Record set:
--

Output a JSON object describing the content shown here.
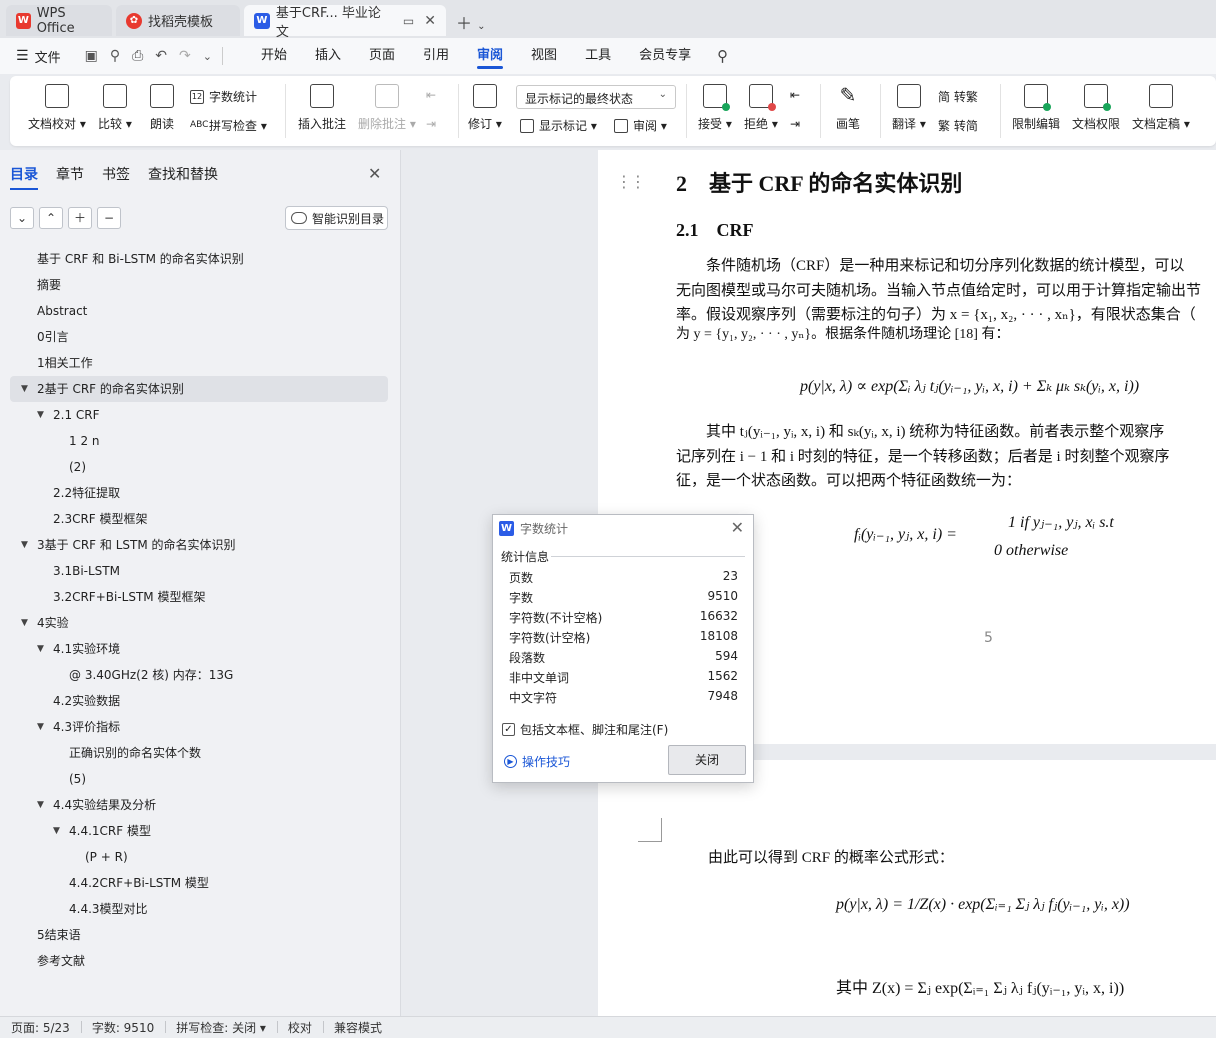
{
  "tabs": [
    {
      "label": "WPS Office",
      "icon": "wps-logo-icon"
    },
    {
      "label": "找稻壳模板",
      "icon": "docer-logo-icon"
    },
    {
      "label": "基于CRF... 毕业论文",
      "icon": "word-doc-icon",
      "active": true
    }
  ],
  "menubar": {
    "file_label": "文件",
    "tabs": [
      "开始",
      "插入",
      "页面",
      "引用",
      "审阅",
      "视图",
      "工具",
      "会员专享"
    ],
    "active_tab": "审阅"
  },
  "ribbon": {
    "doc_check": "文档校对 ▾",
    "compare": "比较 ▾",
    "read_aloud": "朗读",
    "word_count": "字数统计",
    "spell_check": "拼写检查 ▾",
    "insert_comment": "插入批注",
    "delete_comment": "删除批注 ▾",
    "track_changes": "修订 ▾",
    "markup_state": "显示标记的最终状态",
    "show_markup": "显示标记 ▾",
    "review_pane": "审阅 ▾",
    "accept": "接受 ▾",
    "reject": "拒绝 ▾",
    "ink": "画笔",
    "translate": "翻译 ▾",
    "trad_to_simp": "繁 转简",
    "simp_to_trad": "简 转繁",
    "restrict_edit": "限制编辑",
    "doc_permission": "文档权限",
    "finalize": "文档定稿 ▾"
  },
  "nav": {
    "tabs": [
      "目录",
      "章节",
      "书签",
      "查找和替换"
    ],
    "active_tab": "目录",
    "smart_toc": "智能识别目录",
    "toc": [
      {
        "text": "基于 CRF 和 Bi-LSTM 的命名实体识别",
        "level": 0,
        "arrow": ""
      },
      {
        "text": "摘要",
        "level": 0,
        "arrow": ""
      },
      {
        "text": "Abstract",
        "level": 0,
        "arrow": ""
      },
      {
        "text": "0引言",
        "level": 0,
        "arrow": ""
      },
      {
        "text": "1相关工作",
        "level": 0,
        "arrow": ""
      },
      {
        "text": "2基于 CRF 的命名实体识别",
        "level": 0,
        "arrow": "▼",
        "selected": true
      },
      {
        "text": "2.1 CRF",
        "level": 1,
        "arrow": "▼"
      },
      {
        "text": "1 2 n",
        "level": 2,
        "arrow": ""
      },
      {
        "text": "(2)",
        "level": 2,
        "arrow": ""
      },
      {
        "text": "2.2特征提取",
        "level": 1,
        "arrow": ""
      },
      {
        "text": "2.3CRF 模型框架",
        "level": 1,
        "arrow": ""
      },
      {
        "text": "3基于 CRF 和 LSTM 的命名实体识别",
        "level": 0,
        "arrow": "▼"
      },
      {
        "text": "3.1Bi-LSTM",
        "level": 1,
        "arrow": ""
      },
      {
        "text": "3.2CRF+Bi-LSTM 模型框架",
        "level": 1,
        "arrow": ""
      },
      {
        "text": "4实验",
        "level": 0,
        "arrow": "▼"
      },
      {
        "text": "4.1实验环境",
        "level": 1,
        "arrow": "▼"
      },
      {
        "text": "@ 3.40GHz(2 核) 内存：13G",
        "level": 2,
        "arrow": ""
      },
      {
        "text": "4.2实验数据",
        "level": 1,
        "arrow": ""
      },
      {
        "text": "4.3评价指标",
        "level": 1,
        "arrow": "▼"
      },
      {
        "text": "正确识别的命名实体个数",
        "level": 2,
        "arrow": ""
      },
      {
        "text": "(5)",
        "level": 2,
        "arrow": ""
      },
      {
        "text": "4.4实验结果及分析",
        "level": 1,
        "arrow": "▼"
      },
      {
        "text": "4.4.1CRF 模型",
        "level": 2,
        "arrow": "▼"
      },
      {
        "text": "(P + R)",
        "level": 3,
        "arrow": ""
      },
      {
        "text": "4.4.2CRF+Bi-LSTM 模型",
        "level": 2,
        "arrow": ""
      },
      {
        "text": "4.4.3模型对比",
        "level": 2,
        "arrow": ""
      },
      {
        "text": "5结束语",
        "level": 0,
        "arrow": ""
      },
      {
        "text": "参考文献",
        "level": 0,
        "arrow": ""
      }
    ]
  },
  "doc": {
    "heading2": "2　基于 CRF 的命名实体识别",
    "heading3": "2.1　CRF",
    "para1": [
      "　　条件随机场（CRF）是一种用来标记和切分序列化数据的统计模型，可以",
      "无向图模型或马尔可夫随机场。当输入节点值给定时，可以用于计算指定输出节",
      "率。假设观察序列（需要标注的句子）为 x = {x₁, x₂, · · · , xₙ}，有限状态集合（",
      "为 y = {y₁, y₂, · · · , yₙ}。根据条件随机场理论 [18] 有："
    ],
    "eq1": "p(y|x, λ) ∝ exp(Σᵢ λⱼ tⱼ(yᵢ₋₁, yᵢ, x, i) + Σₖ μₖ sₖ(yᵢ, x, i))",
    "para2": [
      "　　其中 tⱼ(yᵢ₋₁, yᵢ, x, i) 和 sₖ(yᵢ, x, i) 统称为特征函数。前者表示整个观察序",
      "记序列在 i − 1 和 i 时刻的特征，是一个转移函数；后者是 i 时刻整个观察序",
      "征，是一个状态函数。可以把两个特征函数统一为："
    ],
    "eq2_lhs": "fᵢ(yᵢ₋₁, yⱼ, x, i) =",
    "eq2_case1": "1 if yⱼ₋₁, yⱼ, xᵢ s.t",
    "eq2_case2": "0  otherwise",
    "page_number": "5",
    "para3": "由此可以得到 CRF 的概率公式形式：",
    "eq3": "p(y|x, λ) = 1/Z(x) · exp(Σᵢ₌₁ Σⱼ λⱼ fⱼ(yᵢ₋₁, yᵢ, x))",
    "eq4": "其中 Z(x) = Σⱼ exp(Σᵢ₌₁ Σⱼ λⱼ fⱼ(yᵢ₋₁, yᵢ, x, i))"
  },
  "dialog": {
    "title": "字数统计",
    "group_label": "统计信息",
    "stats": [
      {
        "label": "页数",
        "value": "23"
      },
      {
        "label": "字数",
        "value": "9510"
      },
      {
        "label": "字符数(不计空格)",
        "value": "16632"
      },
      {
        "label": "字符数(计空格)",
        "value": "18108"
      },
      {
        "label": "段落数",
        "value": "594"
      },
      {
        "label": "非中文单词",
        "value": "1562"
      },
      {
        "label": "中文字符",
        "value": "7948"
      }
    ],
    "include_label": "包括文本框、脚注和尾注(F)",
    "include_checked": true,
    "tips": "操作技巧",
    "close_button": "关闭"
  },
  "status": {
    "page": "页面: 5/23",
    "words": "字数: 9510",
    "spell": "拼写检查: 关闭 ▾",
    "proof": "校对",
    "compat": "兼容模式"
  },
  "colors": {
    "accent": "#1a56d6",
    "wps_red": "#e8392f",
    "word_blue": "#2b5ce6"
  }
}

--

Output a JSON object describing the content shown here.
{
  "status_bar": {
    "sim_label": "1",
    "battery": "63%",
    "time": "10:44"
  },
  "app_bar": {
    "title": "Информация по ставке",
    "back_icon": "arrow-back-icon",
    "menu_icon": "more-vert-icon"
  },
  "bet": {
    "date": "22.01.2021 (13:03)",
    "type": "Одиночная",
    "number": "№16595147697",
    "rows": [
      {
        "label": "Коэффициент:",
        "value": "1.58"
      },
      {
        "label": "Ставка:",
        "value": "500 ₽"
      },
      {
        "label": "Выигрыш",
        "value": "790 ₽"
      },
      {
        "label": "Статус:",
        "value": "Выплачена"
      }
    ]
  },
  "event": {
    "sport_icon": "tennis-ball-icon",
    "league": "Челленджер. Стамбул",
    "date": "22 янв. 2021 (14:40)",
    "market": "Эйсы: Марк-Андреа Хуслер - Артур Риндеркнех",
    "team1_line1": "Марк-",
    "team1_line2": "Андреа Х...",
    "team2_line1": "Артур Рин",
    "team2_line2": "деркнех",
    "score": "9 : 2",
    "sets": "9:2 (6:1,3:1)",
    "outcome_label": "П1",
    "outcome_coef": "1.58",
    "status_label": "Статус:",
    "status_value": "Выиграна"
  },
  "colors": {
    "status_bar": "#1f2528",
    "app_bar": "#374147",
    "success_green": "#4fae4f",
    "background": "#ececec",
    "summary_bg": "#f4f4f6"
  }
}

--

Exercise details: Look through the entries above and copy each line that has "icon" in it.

Reply to the task:
      "icon": "wps-logo-icon"
      "icon": "docer-logo-icon"
      "icon": "word-doc-icon",
    "back_icon": "arrow-back-icon",
    "menu_icon": "more-vert-icon"
    "sport_icon": "tennis-ball-icon",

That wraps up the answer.